Objective—To assess whether site-related changes in biochemical composition are present in the cartilage and subchondral and trabecular bone of the metacarpophalangeal joint of horses with early osteoarthritis.
Sample Population—Right metacarpophalangeal joints from 59 mature warmblood horses.
Procedure—Biochemical data (cross-link, amino acid, DNA, and ash contents; denatured collagen and glycosaminoglycan [GAG] concentrations; bone mineral density; and mineral composition) were obtained from 2 differently loaded sites of phalanx I cartilage and subchondral and trabecular bone samples; data were compared with previously published values from nonosteoarthritic equine joints.
Results—Compared with findings in nonosteoarthritic joints, GAG concentration was lower in cartilage from osteoarthritic joints and there was a loss of site differences in cellularity and lysylpyridinoline (LP) cross-link content. In subchondral bone, LP cross-link content was decreased overall and there was a loss of site differences in osteoarthritic joints; ash content was higher in the osteoarthritic joints. Hydroxyproline content in trabecular bone from osteoarthritic joints was greater than that in nonosteoarthritic trabecular bone. In all 3 layers and at both sites, the linear increase of the pentosidine cross-link content with age had diminished or was not apparent in the horses with osteoarthritic joints.
Conclusions and Clinical Relevance—In equine metacarpophalangeal joints with early osteoarthritis, distinct biochemical changes were detected in the cartilage and subchondral and trabecular bone. The dissimilarity in response of the different tissues and differences between the sites that are affected may be related to differences in biomechanical loading and transmission and dissipation of force. (Am J Vet Res 2005;66:1238–1246)

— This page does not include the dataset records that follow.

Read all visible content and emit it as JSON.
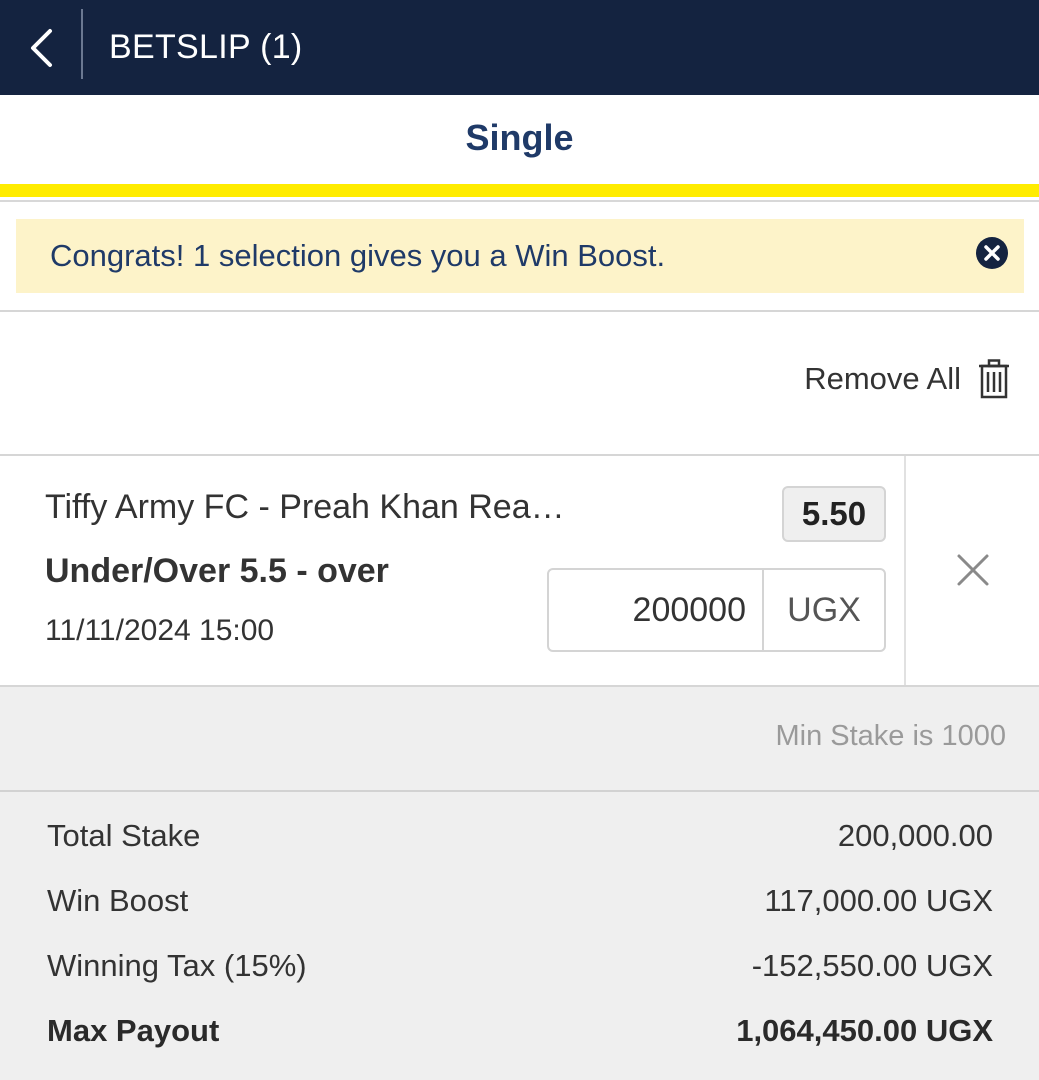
{
  "header": {
    "title": "BETSLIP (1)",
    "back_icon": "chevron-left-icon"
  },
  "tabs": [
    {
      "label": "Single",
      "active": true
    }
  ],
  "notice": {
    "text": "Congrats! 1 selection gives you a Win Boost.",
    "close_icon": "close-circle-icon"
  },
  "remove_all": {
    "label": "Remove All",
    "icon": "trash-icon"
  },
  "selection": {
    "event": "Tiffy Army FC  -  Preah Khan Rea…",
    "market": "Under/Over 5.5 - over",
    "datetime": "11/11/2024 15:00",
    "odds": "5.50",
    "stake": "200000",
    "currency": "UGX",
    "remove_icon": "close-icon"
  },
  "min_stake": "Min Stake is 1000",
  "summary": [
    {
      "label": "Total Stake",
      "value": "200,000.00"
    },
    {
      "label": "Win Boost",
      "value": "117,000.00 UGX"
    },
    {
      "label": "Winning Tax (15%)",
      "value": "-152,550.00 UGX"
    },
    {
      "label": "Max Payout",
      "value": "1,064,450.00 UGX"
    }
  ],
  "colors": {
    "header_bg": "#142340",
    "accent_text": "#1f3a68",
    "tab_indicator": "#ffec00",
    "notice_bg": "#fdf3c9",
    "summary_bg": "#efefef"
  }
}
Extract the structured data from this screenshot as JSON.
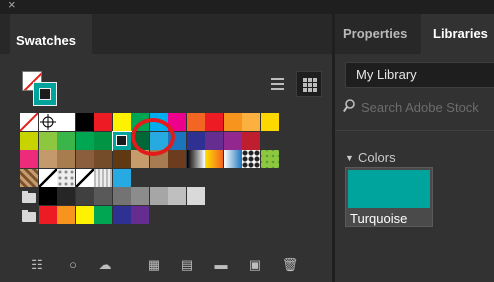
{
  "swatches_panel": {
    "close_glyph": "×",
    "collapse_glyph": "‹‹",
    "title": "Swatches",
    "menu_icon": "hamburger-menu-icon",
    "fill_color": "none",
    "stroke_color": "#00a49d",
    "selected_swatch": "#00a49d",
    "rows": [
      [
        "none",
        "registration",
        "#ffffff",
        "#000000",
        "#ed1c24",
        "#fff200",
        "#00a651",
        "#00aeef",
        "#ec008c",
        "#f26522",
        "#ed1c24",
        "#f7941d",
        "#fbb040",
        "#fdd800"
      ],
      [
        "#c8d400",
        "#8dc63f",
        "#39b54a",
        "#00a651",
        "#009444",
        "#00a49d",
        "#006838",
        "#27aae1",
        "#1c75bc",
        "#2e3192",
        "#662d91",
        "#92278f",
        "#be1e2d"
      ],
      [
        "#ee2a7b",
        "#c49a6c",
        "#a97c50",
        "#8b5e3c",
        "#754c29",
        "#603913",
        "#c69c6d",
        "#a67c52",
        "#6b3c1e",
        "gradient-bw",
        "gradient-orange",
        "gradient-blue",
        "pattern-dots",
        "pattern-green"
      ],
      [
        "pattern-brown",
        "pattern-slash",
        "pattern-dots-gray",
        "pattern-lines",
        "pattern-gray",
        "#27aae1"
      ],
      [
        "folder",
        "#000000",
        "#262626",
        "#404040",
        "#595959",
        "#737373",
        "#8c8c8c",
        "#a6a6a6",
        "#bfbfbf",
        "#d9d9d9"
      ],
      [
        "folder",
        "#ed1c24",
        "#f7941d",
        "#fff200",
        "#00a651",
        "#2e3192",
        "#662d91"
      ]
    ],
    "toolbar_icons": [
      "swatch-libraries-icon",
      "color-group-icon",
      "cloud-library-icon",
      "swatch-kind-icon",
      "swatch-options-icon",
      "new-color-group-icon",
      "new-swatch-icon",
      "delete-swatch-icon"
    ]
  },
  "libraries_panel": {
    "tab_properties": "Properties",
    "tab_libraries": "Libraries",
    "library_name": "My Library",
    "search_placeholder": "Search Adobe Stock",
    "colors_label": "Colors",
    "color_card": {
      "name": "Turquoise",
      "color": "#00a49d"
    }
  }
}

Objective—To determine the speed of sound (SOS) in equine articular cartilage and investigate the influence of age, site in the joint, and cartilage degeneration on the SOS.
Sample Population—Cartilage samples from 38 metacarpophalangeal joints of 38 horses (age range, 5 months to 22 years).
Procedure—Osteochondral plugs were collected from 2 articular sites of the proximal phalanx after the degenerative state was characterized by use of the cartilage degeneration index (CDI) technique. The SOS was calculated (ratio of needle-probe cartilage thickness to time of flight of the ultrasound pulse), and relationships between SOS value and age, site, and cartilage degeneration were evaluated. An analytical model of cartilage indentation was used to evaluate the effect of variation in true SOS on the determination of cartilage thickness and dynamic modulus with the ultrasound indentation technique.
Results—The mean SOS for all samples was 1,696 ± 126 m/s. Age, site, and cartilage degeneration had no significant influence on the SOS in cartilage. The analytical model revealed that use of the mean SOS of 1,696 m/s was associated with maximum errors of 17.5% on cartilage thickness and 7.0% on dynamic modulus in an SOS range that covered 95% of the individual measurements.
Conclusions and Clinical Relevance—In equine articular cartilage, use of mean SOS of 1,696 m/s in ultrasound indentation measurements introduces some inaccuracy on cartilage thickness determinations, but the dynamic modulus of cartilage can be estimated with acceptable accuracy in horses regardless of age, site in the joint, or stage of cartilage degeneration. (Am J Vet Res 2005;66:1175–1180)